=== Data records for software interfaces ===
○ ○ ○ ○
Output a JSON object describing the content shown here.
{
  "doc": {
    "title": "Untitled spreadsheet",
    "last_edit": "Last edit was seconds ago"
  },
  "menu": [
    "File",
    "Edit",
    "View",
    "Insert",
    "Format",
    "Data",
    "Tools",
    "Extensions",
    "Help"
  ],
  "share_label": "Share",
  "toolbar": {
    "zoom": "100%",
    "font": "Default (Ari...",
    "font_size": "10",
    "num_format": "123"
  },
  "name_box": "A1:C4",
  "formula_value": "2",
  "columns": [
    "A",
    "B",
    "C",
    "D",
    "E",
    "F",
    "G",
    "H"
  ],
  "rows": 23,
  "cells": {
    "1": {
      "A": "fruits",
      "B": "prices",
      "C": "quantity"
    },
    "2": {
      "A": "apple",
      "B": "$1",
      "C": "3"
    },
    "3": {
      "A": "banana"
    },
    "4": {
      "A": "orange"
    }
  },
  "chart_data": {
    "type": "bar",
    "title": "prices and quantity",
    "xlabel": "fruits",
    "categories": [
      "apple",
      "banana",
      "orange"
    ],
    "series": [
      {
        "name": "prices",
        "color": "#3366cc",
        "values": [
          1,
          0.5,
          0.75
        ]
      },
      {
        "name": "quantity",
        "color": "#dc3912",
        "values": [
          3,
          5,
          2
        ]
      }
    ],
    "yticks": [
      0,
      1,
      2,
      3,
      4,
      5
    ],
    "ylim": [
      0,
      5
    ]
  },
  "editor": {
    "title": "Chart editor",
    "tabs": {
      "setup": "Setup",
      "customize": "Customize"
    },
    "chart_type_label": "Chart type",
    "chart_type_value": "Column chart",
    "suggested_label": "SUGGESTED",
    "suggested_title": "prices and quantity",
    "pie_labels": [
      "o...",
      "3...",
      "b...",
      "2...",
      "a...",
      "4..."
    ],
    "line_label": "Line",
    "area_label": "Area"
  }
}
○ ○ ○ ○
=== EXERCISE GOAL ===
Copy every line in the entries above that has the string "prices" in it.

=== PROBLEM SOLUTION ===
      "B": "prices",
    "title": "prices and quantity",
        "name": "prices",
    "suggested_title": "prices and quantity",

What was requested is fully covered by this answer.